Once I’ve had a concussion, is it easier to sustain another?

When the brain is in a state of metabolic dysfunction (such as with a concussion) it is believed to be more “vulnerable” to subsequent trauma. That is, a relatively minor second blow to the head may produce more severe and irreversible changes in brain function. The physiologically altered brain is essentially weakened and less able to withstand or recover from a subsequent (though potentially mild) concussion. In this way, concussive injuries are thought to be cumulative, with progressively less force required to induce trauma to the brain each time (when occurring in close temporal relation). The symptoms experienced may be completely disproportionate to the mechanism of injury. What would have been two “mild” head injuries summate to form a more severe traumatic brain injury with longer lasting impairment.

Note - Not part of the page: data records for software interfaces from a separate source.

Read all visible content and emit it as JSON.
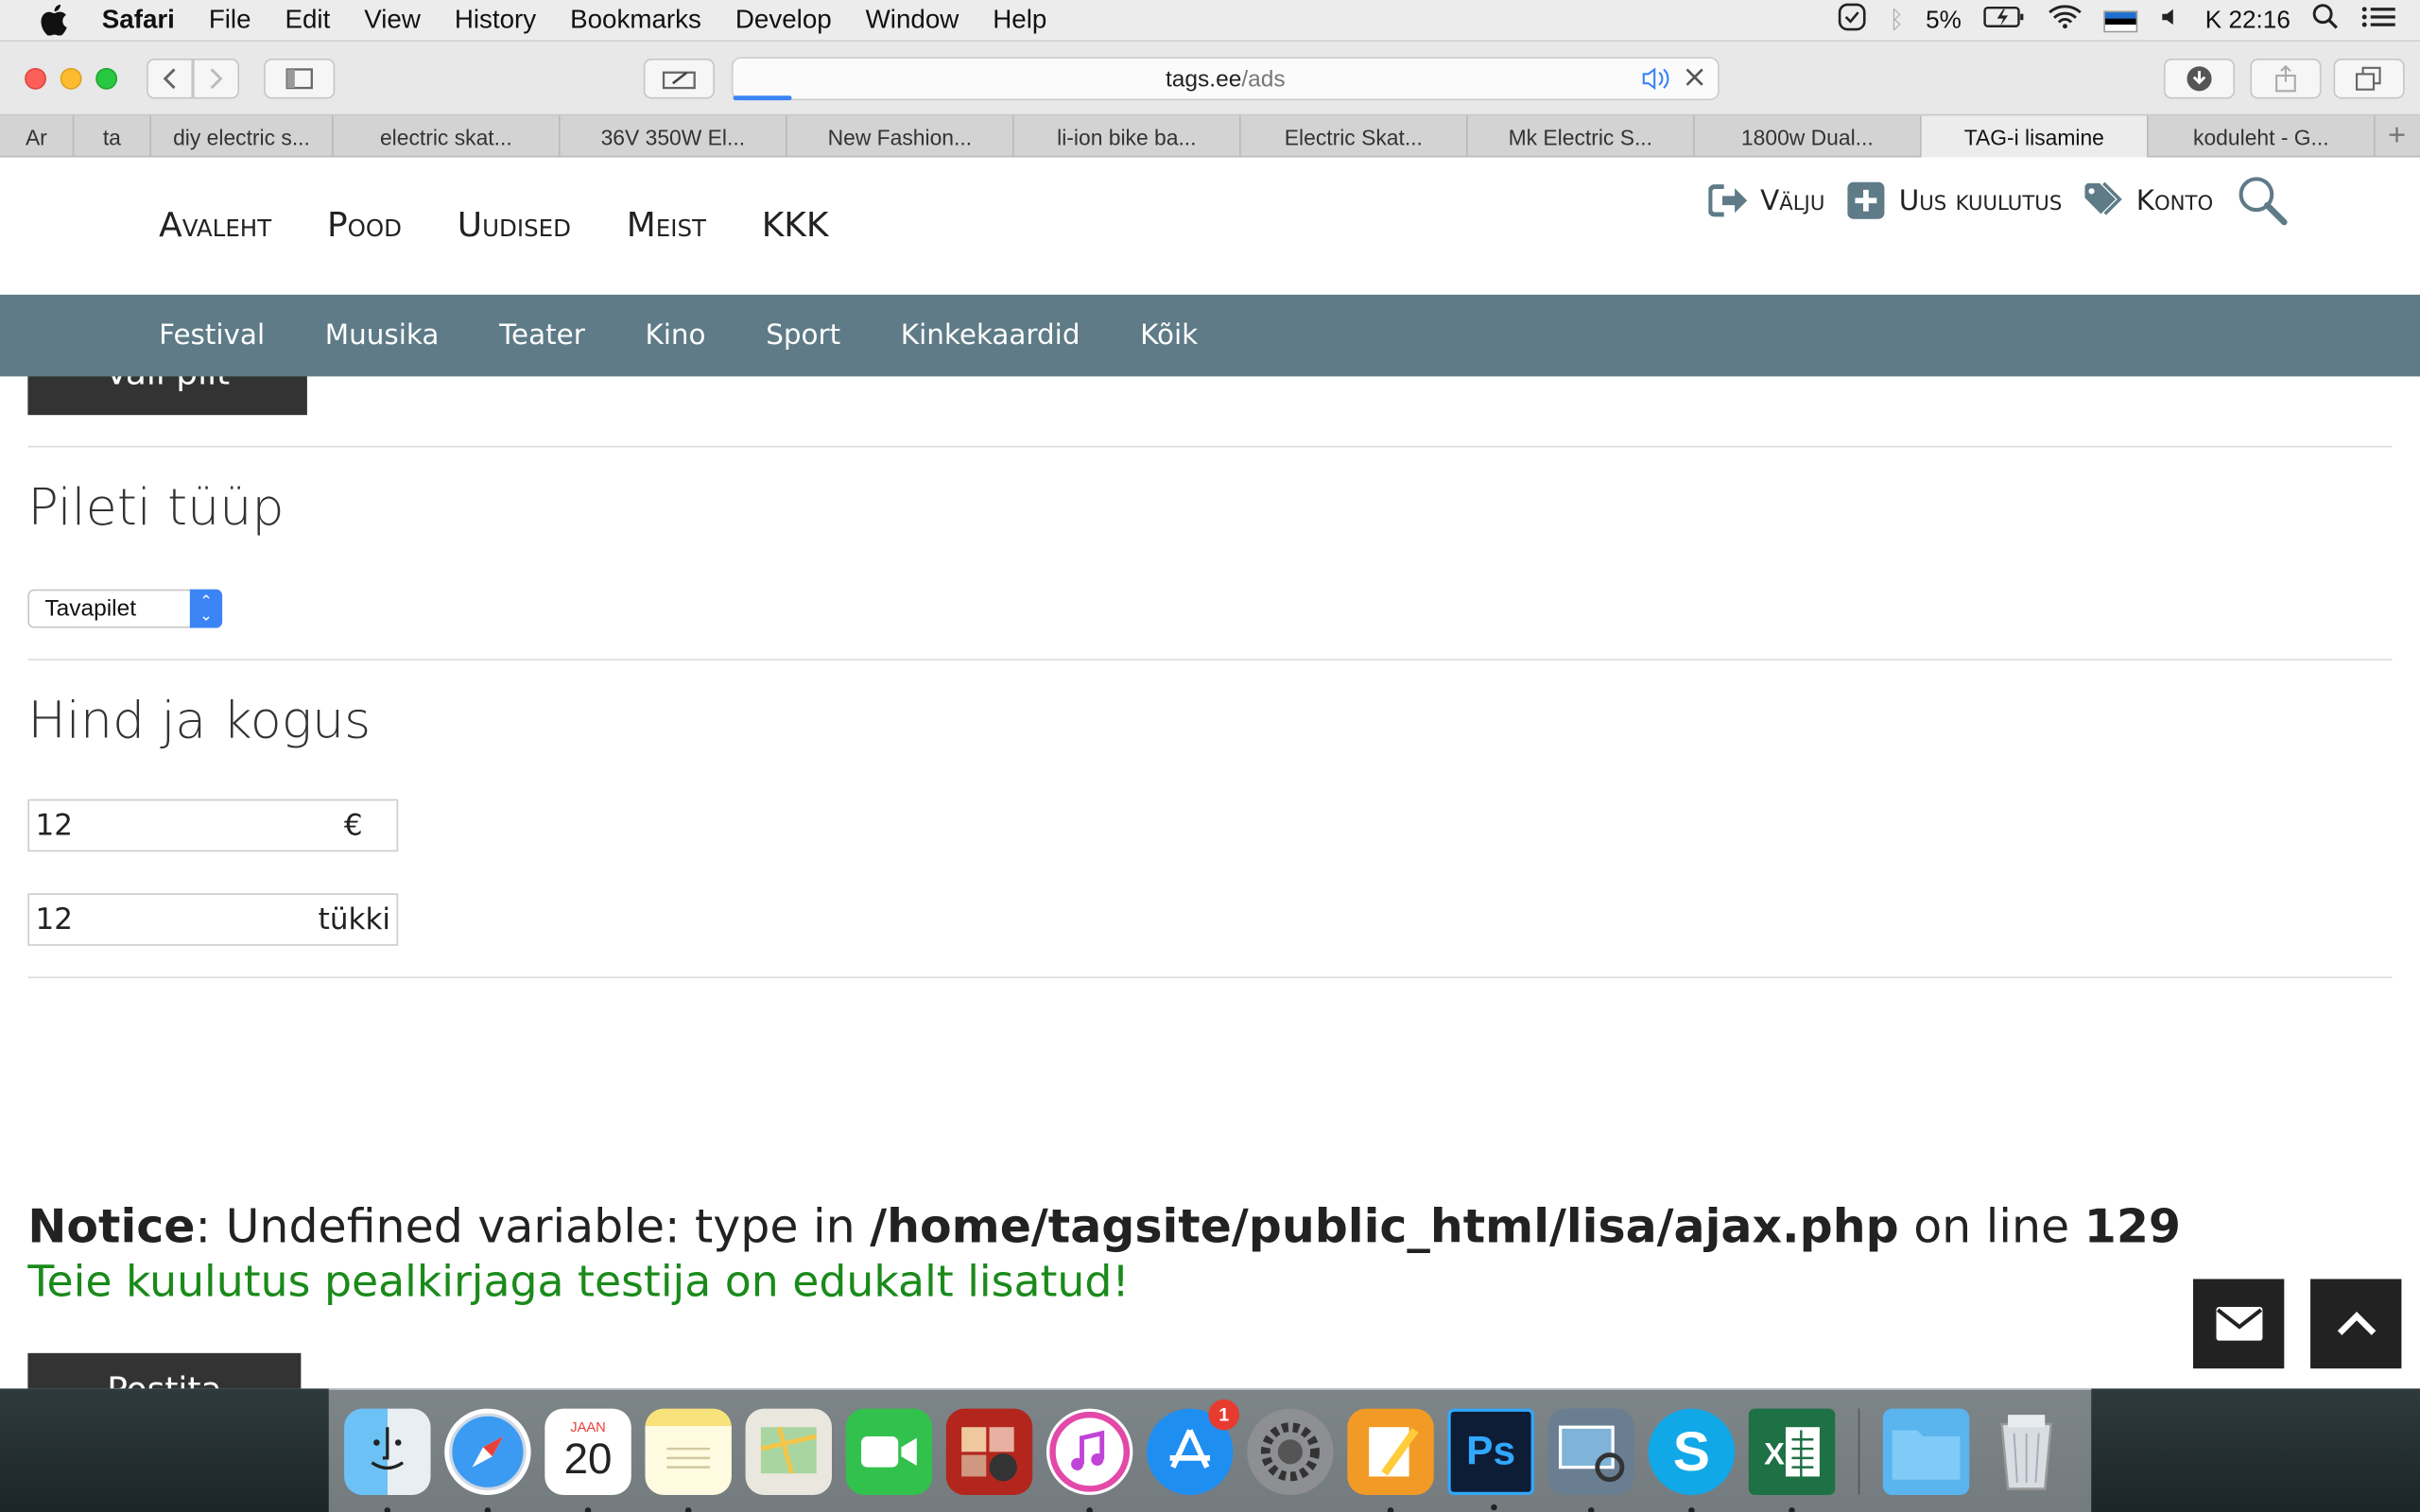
{
  "menubar": {
    "app": "Safari",
    "items": [
      "File",
      "Edit",
      "View",
      "History",
      "Bookmarks",
      "Develop",
      "Window",
      "Help"
    ],
    "battery": "5%",
    "clock": "K 22:16"
  },
  "toolbar": {
    "url_host": "tags.ee",
    "url_path": "/ads"
  },
  "tabs": [
    "Ar",
    "ta",
    "diy electric s...",
    "electric skat...",
    "36V 350W El...",
    "New Fashion...",
    "li-ion bike ba...",
    "Electric Skat...",
    "Mk Electric S...",
    "1800w Dual...",
    "TAG-i lisamine",
    "koduleht - G..."
  ],
  "active_tab_index": 10,
  "site": {
    "main_nav": [
      "Avaleht",
      "Pood",
      "Uudised",
      "Meist",
      "KKK"
    ],
    "util_nav": {
      "logout": "Välju",
      "new_ad": "Uus kuulutus",
      "account": "Konto"
    },
    "categories": [
      "Festival",
      "Muusika",
      "Teater",
      "Kino",
      "Sport",
      "Kinkekaardid",
      "Kõik"
    ]
  },
  "form": {
    "choose_image_button": "Vali pilt",
    "ticket_type_title": "Pileti tüüp",
    "ticket_type_value": "Tavapilet",
    "price_qty_title": "Hind ja kogus",
    "price_value": "12",
    "price_unit": "€",
    "qty_value": "12",
    "qty_unit": "tükki",
    "submit_button": "Postita"
  },
  "messages": {
    "notice_label": "Notice",
    "notice_text": ": Undefined variable: type in ",
    "notice_path": "/home/tagsite/public_html/lisa/ajax.php",
    "notice_line_text": " on line ",
    "notice_line": "129",
    "success": "Teie kuulutus pealkirjaga testija on edukalt lisatud!"
  },
  "dock": {
    "calendar_month": "JAAN",
    "calendar_day": "20",
    "appstore_badge": "1"
  }
}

Athletes often minimize the severity of concussion-like symptoms, or do not report symptoms at all following head injury. This may be because the athlete wants to continue playing and believes the symptoms are mild enough to play through. The athlete may believe having their “bell rung” is part of the game. In these situations, often the athlete, parent, coach, or trainer does not realize the significant consequences of playing with a concussion.

However – in general, when a concussion is identified early, managed properly, and return to sport is gradual, the risk to that athlete of sustaining a future concussion is not likely to be different.